Data items
************
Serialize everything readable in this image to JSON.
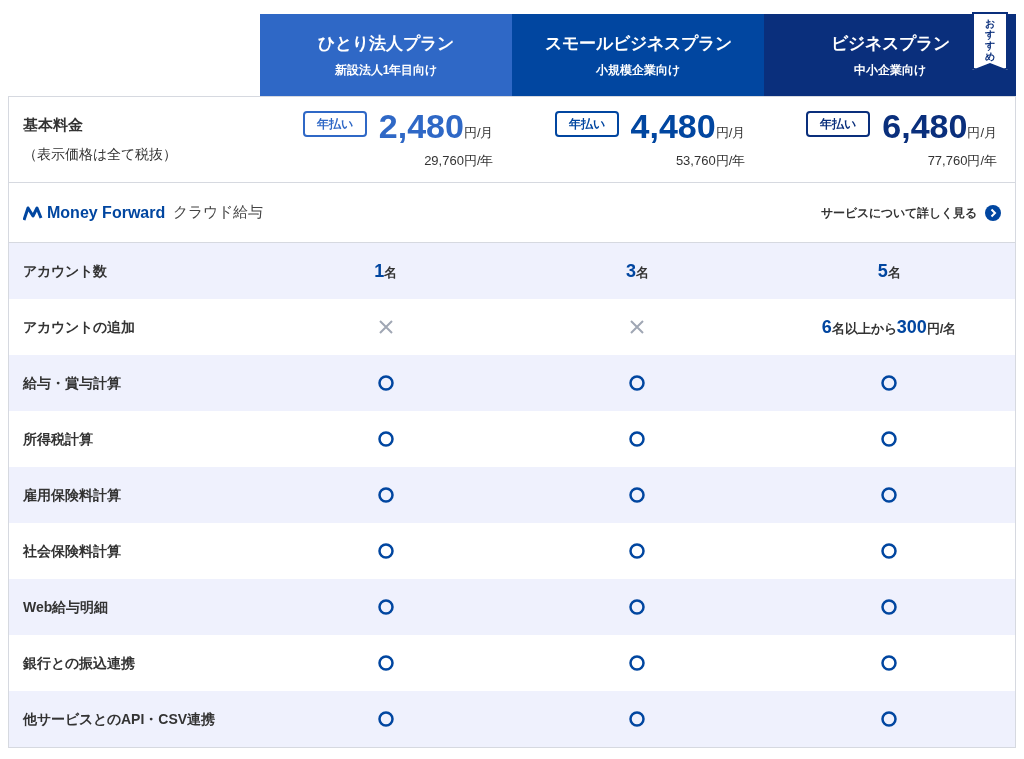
{
  "plans": [
    {
      "name": "ひとり法人プラン",
      "target": "新設法人1年目向け",
      "color": "#2f68c6",
      "recommended": false,
      "badge": "年払い",
      "price": "2,480",
      "unit": "円/月",
      "yearly": "29,760円/年"
    },
    {
      "name": "スモールビジネスプラン",
      "target": "小規模企業向け",
      "color": "#0146a0",
      "recommended": false,
      "badge": "年払い",
      "price": "4,480",
      "unit": "円/月",
      "yearly": "53,760円/年"
    },
    {
      "name": "ビジネスプラン",
      "target": "中小企業向け",
      "color": "#0a2f7c",
      "recommended": true,
      "ribbon": "おすすめ",
      "badge": "年払い",
      "price": "6,480",
      "unit": "円/月",
      "yearly": "77,760円/年"
    }
  ],
  "price_label": {
    "title": "基本料金",
    "note": "（表示価格は全て税抜）"
  },
  "product": {
    "brand": "Money Forward",
    "name": "クラウド給与",
    "link": "サービスについて詳しく見る"
  },
  "rows": [
    {
      "label": "アカウント数",
      "cells": [
        {
          "kind": "text",
          "text": "**1**名"
        },
        {
          "kind": "text",
          "text": "**3**名"
        },
        {
          "kind": "text",
          "text": "**5**名"
        }
      ]
    },
    {
      "label": "アカウントの追加",
      "cells": [
        {
          "kind": "cross"
        },
        {
          "kind": "cross"
        },
        {
          "kind": "text",
          "text": "**6**名以上から**300**円/名"
        }
      ]
    },
    {
      "label": "給与・賞与計算",
      "cells": [
        {
          "kind": "circle"
        },
        {
          "kind": "circle"
        },
        {
          "kind": "circle"
        }
      ]
    },
    {
      "label": "所得税計算",
      "cells": [
        {
          "kind": "circle"
        },
        {
          "kind": "circle"
        },
        {
          "kind": "circle"
        }
      ]
    },
    {
      "label": "雇用保険料計算",
      "cells": [
        {
          "kind": "circle"
        },
        {
          "kind": "circle"
        },
        {
          "kind": "circle"
        }
      ]
    },
    {
      "label": "社会保険料計算",
      "cells": [
        {
          "kind": "circle"
        },
        {
          "kind": "circle"
        },
        {
          "kind": "circle"
        }
      ]
    },
    {
      "label": "Web給与明細",
      "cells": [
        {
          "kind": "circle"
        },
        {
          "kind": "circle"
        },
        {
          "kind": "circle"
        }
      ]
    },
    {
      "label": "銀行との振込連携",
      "cells": [
        {
          "kind": "circle"
        },
        {
          "kind": "circle"
        },
        {
          "kind": "circle"
        }
      ]
    },
    {
      "label": "他サービスとのAPI・CSV連携",
      "cells": [
        {
          "kind": "circle"
        },
        {
          "kind": "circle"
        },
        {
          "kind": "circle"
        }
      ]
    }
  ]
}
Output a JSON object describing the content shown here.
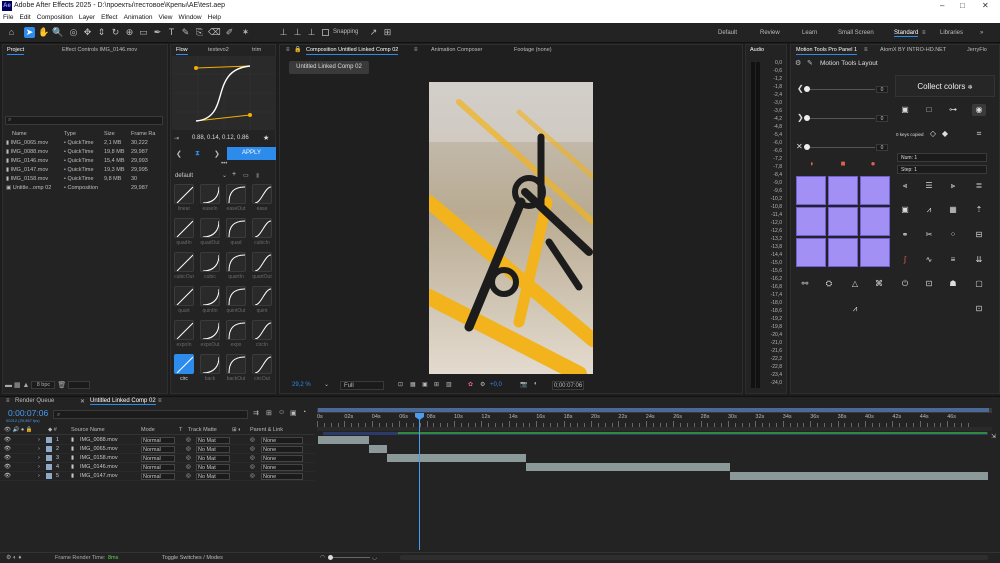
{
  "app": {
    "title": "Adobe After Effects 2025 - D:\\проекты\\тестовое\\Крепы\\AE\\test.aep"
  },
  "menu": [
    "File",
    "Edit",
    "Composition",
    "Layer",
    "Effect",
    "Animation",
    "View",
    "Window",
    "Help"
  ],
  "toolbar": {
    "snapping": "Snapping",
    "workspaces": [
      "Default",
      "Review",
      "Learn",
      "Small Screen",
      "Standard",
      "Libraries"
    ]
  },
  "project": {
    "tab": "Project",
    "effects_tab": "Effect Controls IMG_0146.mov",
    "search_placeholder": "",
    "columns": [
      "Name",
      "Type",
      "Size",
      "Frame Ra"
    ],
    "rows": [
      {
        "name": "IMG_0065.mov",
        "type": "QuickTime",
        "size": "2,1 MB",
        "fps": "30,222"
      },
      {
        "name": "IMG_0088.mov",
        "type": "QuickTime",
        "size": "19,8 MB",
        "fps": "29,987"
      },
      {
        "name": "IMG_0146.mov",
        "type": "QuickTime",
        "size": "15,4 MB",
        "fps": "29,993"
      },
      {
        "name": "IMG_0147.mov",
        "type": "QuickTime",
        "size": "19,3 MB",
        "fps": "29,995"
      },
      {
        "name": "IMG_0158.mov",
        "type": "QuickTime",
        "size": "9,8 MB",
        "fps": "30"
      },
      {
        "name": "Untitle...omp 02",
        "type": "Composition",
        "size": "",
        "fps": "29,987"
      }
    ],
    "bpc": "8 bpc"
  },
  "flow": {
    "tabs": [
      "Flow",
      "textevo2",
      "trim"
    ],
    "values": "0.88, 0.14, 0.12, 0.86",
    "apply": "APPLY",
    "preset": "default",
    "easings": [
      "linear",
      "easeIn",
      "easeOut",
      "ease",
      "quadIn",
      "quadOut",
      "quad",
      "cubicIn",
      "cubicOut",
      "cubic",
      "quartIn",
      "quartOut",
      "quart",
      "quintIn",
      "quintOut",
      "quint",
      "expoIn",
      "expoOut",
      "expo",
      "circIn",
      "circ",
      "back",
      "backOut",
      "circOut"
    ]
  },
  "comp": {
    "tab": "Composition Untitled Linked Comp 02",
    "tabs2": [
      "Animation Composer",
      "Footage (none)"
    ],
    "chip": "Untitled Linked Comp 02",
    "zoom": "29,2 %",
    "quality": "Full",
    "exposure": "+0,0",
    "time": "0;00:07:06"
  },
  "audio": {
    "tab": "Audio",
    "levels": [
      "0,0",
      "-0,6",
      "-1,2",
      "-1,8",
      "-2,4",
      "-3,0",
      "-3,6",
      "-4,2",
      "-4,8",
      "-5,4",
      "-6,0",
      "-6,6",
      "-7,2",
      "-7,8",
      "-8,4",
      "-9,0",
      "-9,6",
      "-10,2",
      "-10,8",
      "-11,4",
      "-12,0",
      "-12,6",
      "-13,2",
      "-13,8",
      "-14,4",
      "-15,0",
      "-15,6",
      "-16,2",
      "-16,8",
      "-17,4",
      "-18,0",
      "-18,6",
      "-19,2",
      "-19,8",
      "-20,4",
      "-21,0",
      "-21,6",
      "-22,2",
      "-22,8",
      "-23,4",
      "-24,0"
    ]
  },
  "motion": {
    "tabs": [
      "Motion Tools Pro Panel 1",
      "AtomX BY INTRO-HD.NET",
      "JerryFlo"
    ],
    "title": "Motion Tools Layout",
    "collect": "Collect colors",
    "keys": "0 keys copied",
    "num": "Num: 1",
    "step": "Step: 1",
    "slider": "0"
  },
  "timeline": {
    "render_queue": "Render Queue",
    "comp_tab": "Untitled Linked Comp 02",
    "time": "0:00:07:06",
    "fps": "00212 (29,987 fps)",
    "columns": [
      "Source Name",
      "Mode",
      "T",
      "Track Matte",
      "Parent & Link"
    ],
    "layers": [
      {
        "num": "1",
        "name": "IMG_0088.mov",
        "mode": "Normal",
        "matte": "No Mat",
        "parent": "None"
      },
      {
        "num": "2",
        "name": "IMG_0065.mov",
        "mode": "Normal",
        "matte": "No Mat",
        "parent": "None"
      },
      {
        "num": "3",
        "name": "IMG_0158.mov",
        "mode": "Normal",
        "matte": "No Mat",
        "parent": "None"
      },
      {
        "num": "4",
        "name": "IMG_0146.mov",
        "mode": "Normal",
        "matte": "No Mat",
        "parent": "None"
      },
      {
        "num": "5",
        "name": "IMG_0147.mov",
        "mode": "Normal",
        "matte": "No Mat",
        "parent": "None"
      }
    ],
    "ruler": [
      "0s",
      "02s",
      "04s",
      "06s",
      "08s",
      "10s",
      "12s",
      "14s",
      "16s",
      "18s",
      "20s",
      "22s",
      "24s",
      "26s",
      "28s",
      "30s",
      "32s",
      "34s",
      "36s",
      "38s",
      "40s",
      "42s",
      "44s",
      "46s"
    ],
    "frame_render": "Frame Render Time:",
    "frame_ms": "8ms",
    "toggle": "Toggle Switches / Modes"
  },
  "colors": {
    "accent": "#2d8ceb",
    "purple": "#a390f5",
    "yellow": "#f0b000"
  }
}
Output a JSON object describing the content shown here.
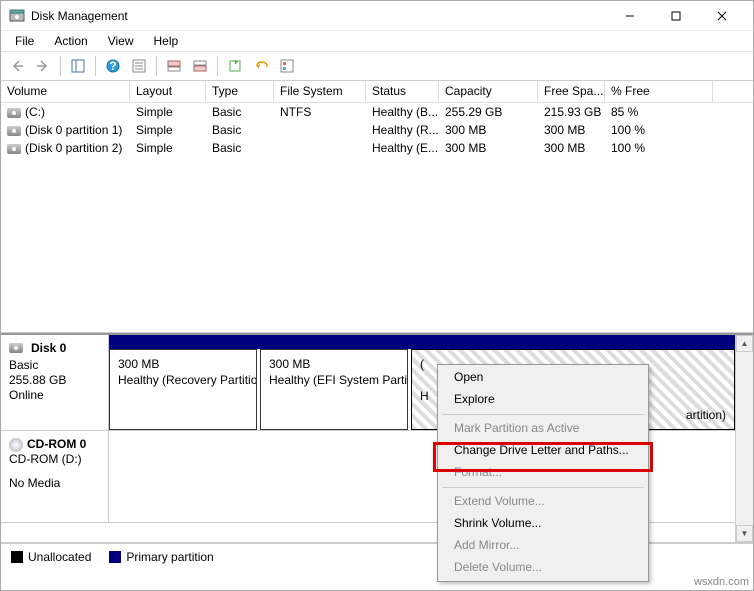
{
  "window": {
    "title": "Disk Management"
  },
  "menu": {
    "file": "File",
    "action": "Action",
    "view": "View",
    "help": "Help"
  },
  "columns": {
    "volume": "Volume",
    "layout": "Layout",
    "type": "Type",
    "fs": "File System",
    "status": "Status",
    "capacity": "Capacity",
    "free": "Free Spa...",
    "pct": "% Free"
  },
  "volumes": [
    {
      "name": "(C:)",
      "layout": "Simple",
      "type": "Basic",
      "fs": "NTFS",
      "status": "Healthy (B...",
      "capacity": "255.29 GB",
      "free": "215.93 GB",
      "pct": "85 %"
    },
    {
      "name": "(Disk 0 partition 1)",
      "layout": "Simple",
      "type": "Basic",
      "fs": "",
      "status": "Healthy (R...",
      "capacity": "300 MB",
      "free": "300 MB",
      "pct": "100 %"
    },
    {
      "name": "(Disk 0 partition 2)",
      "layout": "Simple",
      "type": "Basic",
      "fs": "",
      "status": "Healthy (E...",
      "capacity": "300 MB",
      "free": "300 MB",
      "pct": "100 %"
    }
  ],
  "disk0": {
    "name": "Disk 0",
    "type": "Basic",
    "size": "255.88 GB",
    "state": "Online",
    "p1_size": "300 MB",
    "p1_status": "Healthy (Recovery Partitio",
    "p2_size": "300 MB",
    "p2_status": "Healthy (EFI System Partit",
    "p3_label": "(",
    "p3_status": "H",
    "p3_tail": "artition)"
  },
  "cdrom": {
    "name": "CD-ROM 0",
    "drive": "CD-ROM (D:)",
    "state": "No Media"
  },
  "legend": {
    "unalloc": "Unallocated",
    "primary": "Primary partition"
  },
  "ctx": {
    "open": "Open",
    "explore": "Explore",
    "mark": "Mark Partition as Active",
    "change": "Change Drive Letter and Paths...",
    "format": "Format...",
    "extend": "Extend Volume...",
    "shrink": "Shrink Volume...",
    "mirror": "Add Mirror...",
    "delete": "Delete Volume..."
  },
  "watermark": "wsxdn.com"
}
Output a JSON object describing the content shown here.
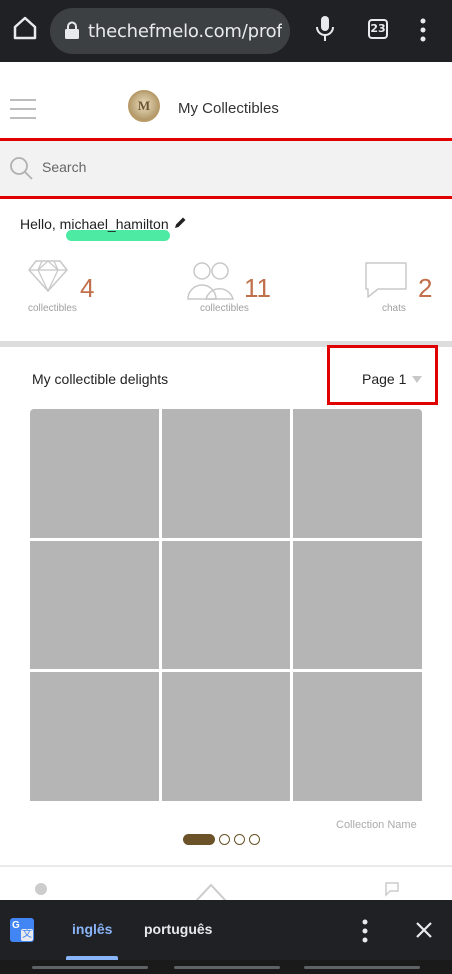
{
  "browser": {
    "url": "thechefmelo.com/profile_p",
    "tab_count": "23"
  },
  "header": {
    "title": "My Collectibles"
  },
  "search": {
    "placeholder": "Search"
  },
  "profile": {
    "greeting": "Hello, michael_hamilton",
    "stats": [
      {
        "icon": "diamond-icon",
        "value": "4",
        "label": "collectibles"
      },
      {
        "icon": "people-icon",
        "value": "11",
        "label": "collectibles"
      },
      {
        "icon": "chat-bubble-icon",
        "value": "2",
        "label": "chats"
      }
    ]
  },
  "collection": {
    "title": "My collectible delights",
    "page_select": "Page 1",
    "collection_name": "Collection Name",
    "grid_cells": 9,
    "pager": {
      "total": 4,
      "active": 1
    }
  },
  "translate": {
    "source_lang": "inglês",
    "target_lang": "português"
  },
  "colors": {
    "accent": "#c0704b",
    "annotation_red": "#e00000",
    "highlight_green": "#3ae89a",
    "pager_brown": "#6b5228"
  }
}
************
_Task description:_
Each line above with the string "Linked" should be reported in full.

_Solution to this problem:_
    "tab": "Composition Untitled Linked Comp 02",
    "chip": "Untitled Linked Comp 02",
    "comp_tab": "Untitled Linked Comp 02",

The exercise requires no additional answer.